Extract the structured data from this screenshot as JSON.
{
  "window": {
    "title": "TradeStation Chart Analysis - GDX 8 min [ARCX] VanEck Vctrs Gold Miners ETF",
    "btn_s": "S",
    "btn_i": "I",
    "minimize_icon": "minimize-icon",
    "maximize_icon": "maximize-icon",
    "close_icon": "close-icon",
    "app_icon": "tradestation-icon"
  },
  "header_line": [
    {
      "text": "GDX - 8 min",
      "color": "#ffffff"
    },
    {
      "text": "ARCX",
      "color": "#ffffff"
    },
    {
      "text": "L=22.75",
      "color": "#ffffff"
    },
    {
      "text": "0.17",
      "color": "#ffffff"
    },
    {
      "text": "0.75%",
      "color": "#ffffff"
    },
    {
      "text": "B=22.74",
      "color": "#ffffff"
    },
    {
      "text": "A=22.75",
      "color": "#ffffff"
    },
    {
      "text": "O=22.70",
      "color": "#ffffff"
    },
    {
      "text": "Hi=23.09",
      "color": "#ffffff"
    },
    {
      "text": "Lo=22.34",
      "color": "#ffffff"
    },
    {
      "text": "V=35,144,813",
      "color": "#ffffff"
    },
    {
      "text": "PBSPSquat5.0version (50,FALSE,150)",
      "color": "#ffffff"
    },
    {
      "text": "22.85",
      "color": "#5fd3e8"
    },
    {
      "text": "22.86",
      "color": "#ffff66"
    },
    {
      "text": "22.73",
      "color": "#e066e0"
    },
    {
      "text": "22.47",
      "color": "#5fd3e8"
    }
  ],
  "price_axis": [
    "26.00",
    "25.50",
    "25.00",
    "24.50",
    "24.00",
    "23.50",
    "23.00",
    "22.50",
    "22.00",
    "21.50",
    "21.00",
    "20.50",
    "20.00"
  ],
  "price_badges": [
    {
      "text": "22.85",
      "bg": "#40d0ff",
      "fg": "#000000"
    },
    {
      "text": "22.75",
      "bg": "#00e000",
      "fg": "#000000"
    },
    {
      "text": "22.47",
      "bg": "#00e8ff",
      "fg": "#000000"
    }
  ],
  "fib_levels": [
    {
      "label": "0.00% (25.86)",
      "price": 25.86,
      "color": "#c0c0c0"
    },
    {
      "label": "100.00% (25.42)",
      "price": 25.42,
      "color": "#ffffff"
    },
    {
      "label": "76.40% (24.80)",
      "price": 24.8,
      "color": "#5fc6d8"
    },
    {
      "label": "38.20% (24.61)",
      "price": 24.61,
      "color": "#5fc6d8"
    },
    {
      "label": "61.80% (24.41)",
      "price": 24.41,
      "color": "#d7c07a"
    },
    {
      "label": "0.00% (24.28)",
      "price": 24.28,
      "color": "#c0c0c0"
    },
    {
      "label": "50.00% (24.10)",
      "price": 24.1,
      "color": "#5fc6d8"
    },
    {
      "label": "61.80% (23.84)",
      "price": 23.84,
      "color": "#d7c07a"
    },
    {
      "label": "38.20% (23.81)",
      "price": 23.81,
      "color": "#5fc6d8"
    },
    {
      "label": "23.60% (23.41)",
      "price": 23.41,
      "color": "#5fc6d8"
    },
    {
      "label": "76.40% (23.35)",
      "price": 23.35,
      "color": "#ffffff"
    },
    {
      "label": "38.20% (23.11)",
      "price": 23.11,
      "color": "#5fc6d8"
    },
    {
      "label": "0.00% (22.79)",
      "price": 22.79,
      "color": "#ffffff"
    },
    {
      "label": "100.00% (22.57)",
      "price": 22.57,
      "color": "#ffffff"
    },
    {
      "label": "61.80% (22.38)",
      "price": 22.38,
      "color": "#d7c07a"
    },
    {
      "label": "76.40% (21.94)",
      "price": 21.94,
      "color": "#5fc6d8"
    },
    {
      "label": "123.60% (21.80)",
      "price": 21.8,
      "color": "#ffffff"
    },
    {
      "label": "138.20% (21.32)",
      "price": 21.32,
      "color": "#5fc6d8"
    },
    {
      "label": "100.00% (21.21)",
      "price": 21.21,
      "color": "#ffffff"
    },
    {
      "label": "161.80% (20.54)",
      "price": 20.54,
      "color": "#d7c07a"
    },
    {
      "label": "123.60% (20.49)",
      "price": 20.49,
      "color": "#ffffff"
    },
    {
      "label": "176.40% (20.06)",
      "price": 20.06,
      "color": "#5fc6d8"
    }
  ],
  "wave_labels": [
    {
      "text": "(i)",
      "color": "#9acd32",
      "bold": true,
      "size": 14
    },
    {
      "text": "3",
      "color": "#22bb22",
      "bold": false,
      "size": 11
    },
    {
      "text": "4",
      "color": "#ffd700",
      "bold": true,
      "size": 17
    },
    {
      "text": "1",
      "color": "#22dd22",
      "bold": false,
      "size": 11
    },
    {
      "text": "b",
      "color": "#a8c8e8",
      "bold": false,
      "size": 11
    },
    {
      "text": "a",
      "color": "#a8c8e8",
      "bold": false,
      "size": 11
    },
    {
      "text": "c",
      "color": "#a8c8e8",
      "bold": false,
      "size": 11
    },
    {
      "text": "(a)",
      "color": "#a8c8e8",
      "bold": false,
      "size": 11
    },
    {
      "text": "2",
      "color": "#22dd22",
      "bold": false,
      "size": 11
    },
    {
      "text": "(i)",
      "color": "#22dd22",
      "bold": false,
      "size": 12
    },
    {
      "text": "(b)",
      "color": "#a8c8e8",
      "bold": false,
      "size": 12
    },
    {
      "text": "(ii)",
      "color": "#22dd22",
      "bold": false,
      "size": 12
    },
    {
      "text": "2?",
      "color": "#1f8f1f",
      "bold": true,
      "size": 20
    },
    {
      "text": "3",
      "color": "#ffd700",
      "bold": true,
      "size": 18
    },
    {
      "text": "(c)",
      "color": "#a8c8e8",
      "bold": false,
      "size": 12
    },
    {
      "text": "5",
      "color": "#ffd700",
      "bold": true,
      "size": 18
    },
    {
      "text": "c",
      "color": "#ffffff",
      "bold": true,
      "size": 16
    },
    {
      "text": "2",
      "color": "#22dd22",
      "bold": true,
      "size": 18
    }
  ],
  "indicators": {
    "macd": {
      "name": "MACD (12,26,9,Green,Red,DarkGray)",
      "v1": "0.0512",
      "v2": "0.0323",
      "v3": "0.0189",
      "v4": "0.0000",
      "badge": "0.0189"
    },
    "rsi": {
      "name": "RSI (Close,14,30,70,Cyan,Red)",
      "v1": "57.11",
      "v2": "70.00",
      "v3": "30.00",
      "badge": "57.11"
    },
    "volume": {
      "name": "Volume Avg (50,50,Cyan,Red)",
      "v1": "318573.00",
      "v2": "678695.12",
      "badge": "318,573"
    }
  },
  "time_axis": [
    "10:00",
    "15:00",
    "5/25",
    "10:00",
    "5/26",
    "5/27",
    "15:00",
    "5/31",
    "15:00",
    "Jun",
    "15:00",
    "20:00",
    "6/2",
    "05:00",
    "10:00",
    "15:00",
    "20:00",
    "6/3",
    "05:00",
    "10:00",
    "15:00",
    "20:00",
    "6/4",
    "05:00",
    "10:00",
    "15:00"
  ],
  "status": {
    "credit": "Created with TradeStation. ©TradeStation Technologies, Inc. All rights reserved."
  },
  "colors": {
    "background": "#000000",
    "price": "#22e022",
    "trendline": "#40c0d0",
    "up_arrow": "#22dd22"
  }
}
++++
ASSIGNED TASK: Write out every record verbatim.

FINISHED EXERCISE:
Extract the structured data from this screenshot as JSON.
{
  "window": {
    "title": "TradeStation Chart Analysis - GDX 8 min [ARCX] VanEck Vctrs Gold Miners ETF",
    "btn_s": "S",
    "btn_i": "I",
    "minimize_icon": "minimize-icon",
    "maximize_icon": "maximize-icon",
    "close_icon": "close-icon",
    "app_icon": "tradestation-icon"
  },
  "header_line": [
    {
      "text": "GDX - 8 min",
      "color": "#ffffff"
    },
    {
      "text": "ARCX",
      "color": "#ffffff"
    },
    {
      "text": "L=22.75",
      "color": "#ffffff"
    },
    {
      "text": "0.17",
      "color": "#ffffff"
    },
    {
      "text": "0.75%",
      "color": "#ffffff"
    },
    {
      "text": "B=22.74",
      "color": "#ffffff"
    },
    {
      "text": "A=22.75",
      "color": "#ffffff"
    },
    {
      "text": "O=22.70",
      "color": "#ffffff"
    },
    {
      "text": "Hi=23.09",
      "color": "#ffffff"
    },
    {
      "text": "Lo=22.34",
      "color": "#ffffff"
    },
    {
      "text": "V=35,144,813",
      "color": "#ffffff"
    },
    {
      "text": "PBSPSquat5.0version (50,FALSE,150)",
      "color": "#ffffff"
    },
    {
      "text": "22.85",
      "color": "#5fd3e8"
    },
    {
      "text": "22.86",
      "color": "#ffff66"
    },
    {
      "text": "22.73",
      "color": "#e066e0"
    },
    {
      "text": "22.47",
      "color": "#5fd3e8"
    }
  ],
  "price_axis": [
    "26.00",
    "25.50",
    "25.00",
    "24.50",
    "24.00",
    "23.50",
    "23.00",
    "22.50",
    "22.00",
    "21.50",
    "21.00",
    "20.50",
    "20.00"
  ],
  "price_badges": [
    {
      "text": "22.85",
      "bg": "#40d0ff",
      "fg": "#000000"
    },
    {
      "text": "22.75",
      "bg": "#00e000",
      "fg": "#000000"
    },
    {
      "text": "22.47",
      "bg": "#00e8ff",
      "fg": "#000000"
    }
  ],
  "fib_levels": [
    {
      "label": "0.00% (25.86)",
      "price": 25.86,
      "color": "#c0c0c0"
    },
    {
      "label": "100.00% (25.42)",
      "price": 25.42,
      "color": "#ffffff"
    },
    {
      "label": "76.40% (24.80)",
      "price": 24.8,
      "color": "#5fc6d8"
    },
    {
      "label": "38.20% (24.61)",
      "price": 24.61,
      "color": "#5fc6d8"
    },
    {
      "label": "61.80% (24.41)",
      "price": 24.41,
      "color": "#d7c07a"
    },
    {
      "label": "0.00% (24.28)",
      "price": 24.28,
      "color": "#c0c0c0"
    },
    {
      "label": "50.00% (24.10)",
      "price": 24.1,
      "color": "#5fc6d8"
    },
    {
      "label": "61.80% (23.84)",
      "price": 23.84,
      "color": "#d7c07a"
    },
    {
      "label": "38.20% (23.81)",
      "price": 23.81,
      "color": "#5fc6d8"
    },
    {
      "label": "23.60% (23.41)",
      "price": 23.41,
      "color": "#5fc6d8"
    },
    {
      "label": "76.40% (23.35)",
      "price": 23.35,
      "color": "#ffffff"
    },
    {
      "label": "38.20% (23.11)",
      "price": 23.11,
      "color": "#5fc6d8"
    },
    {
      "label": "0.00% (22.79)",
      "price": 22.79,
      "color": "#ffffff"
    },
    {
      "label": "100.00% (22.57)",
      "price": 22.57,
      "color": "#ffffff"
    },
    {
      "label": "61.80% (22.38)",
      "price": 22.38,
      "color": "#d7c07a"
    },
    {
      "label": "76.40% (21.94)",
      "price": 21.94,
      "color": "#5fc6d8"
    },
    {
      "label": "123.60% (21.80)",
      "price": 21.8,
      "color": "#ffffff"
    },
    {
      "label": "138.20% (21.32)",
      "price": 21.32,
      "color": "#5fc6d8"
    },
    {
      "label": "100.00% (21.21)",
      "price": 21.21,
      "color": "#ffffff"
    },
    {
      "label": "161.80% (20.54)",
      "price": 20.54,
      "color": "#d7c07a"
    },
    {
      "label": "123.60% (20.49)",
      "price": 20.49,
      "color": "#ffffff"
    },
    {
      "label": "176.40% (20.06)",
      "price": 20.06,
      "color": "#5fc6d8"
    }
  ],
  "wave_labels": [
    {
      "text": "(i)",
      "color": "#9acd32",
      "bold": true,
      "size": 14
    },
    {
      "text": "3",
      "color": "#22bb22",
      "bold": false,
      "size": 11
    },
    {
      "text": "4",
      "color": "#ffd700",
      "bold": true,
      "size": 17
    },
    {
      "text": "1",
      "color": "#22dd22",
      "bold": false,
      "size": 11
    },
    {
      "text": "b",
      "color": "#a8c8e8",
      "bold": false,
      "size": 11
    },
    {
      "text": "a",
      "color": "#a8c8e8",
      "bold": false,
      "size": 11
    },
    {
      "text": "c",
      "color": "#a8c8e8",
      "bold": false,
      "size": 11
    },
    {
      "text": "(a)",
      "color": "#a8c8e8",
      "bold": false,
      "size": 11
    },
    {
      "text": "2",
      "color": "#22dd22",
      "bold": false,
      "size": 11
    },
    {
      "text": "(i)",
      "color": "#22dd22",
      "bold": false,
      "size": 12
    },
    {
      "text": "(b)",
      "color": "#a8c8e8",
      "bold": false,
      "size": 12
    },
    {
      "text": "(ii)",
      "color": "#22dd22",
      "bold": false,
      "size": 12
    },
    {
      "text": "2?",
      "color": "#1f8f1f",
      "bold": true,
      "size": 20
    },
    {
      "text": "3",
      "color": "#ffd700",
      "bold": true,
      "size": 18
    },
    {
      "text": "(c)",
      "color": "#a8c8e8",
      "bold": false,
      "size": 12
    },
    {
      "text": "5",
      "color": "#ffd700",
      "bold": true,
      "size": 18
    },
    {
      "text": "c",
      "color": "#ffffff",
      "bold": true,
      "size": 16
    },
    {
      "text": "2",
      "color": "#22dd22",
      "bold": true,
      "size": 18
    }
  ],
  "indicators": {
    "macd": {
      "name": "MACD (12,26,9,Green,Red,DarkGray)",
      "v1": "0.0512",
      "v2": "0.0323",
      "v3": "0.0189",
      "v4": "0.0000",
      "badge": "0.0189"
    },
    "rsi": {
      "name": "RSI (Close,14,30,70,Cyan,Red)",
      "v1": "57.11",
      "v2": "70.00",
      "v3": "30.00",
      "badge": "57.11"
    },
    "volume": {
      "name": "Volume Avg (50,50,Cyan,Red)",
      "v1": "318573.00",
      "v2": "678695.12",
      "badge": "318,573"
    }
  },
  "time_axis": [
    "10:00",
    "15:00",
    "5/25",
    "10:00",
    "5/26",
    "5/27",
    "15:00",
    "5/31",
    "15:00",
    "Jun",
    "15:00",
    "20:00",
    "6/2",
    "05:00",
    "10:00",
    "15:00",
    "20:00",
    "6/3",
    "05:00",
    "10:00",
    "15:00",
    "20:00",
    "6/4",
    "05:00",
    "10:00",
    "15:00"
  ],
  "status": {
    "credit": "Created with TradeStation. ©TradeStation Technologies, Inc. All rights reserved."
  },
  "colors": {
    "background": "#000000",
    "price": "#22e022",
    "trendline": "#40c0d0",
    "up_arrow": "#22dd22"
  }
}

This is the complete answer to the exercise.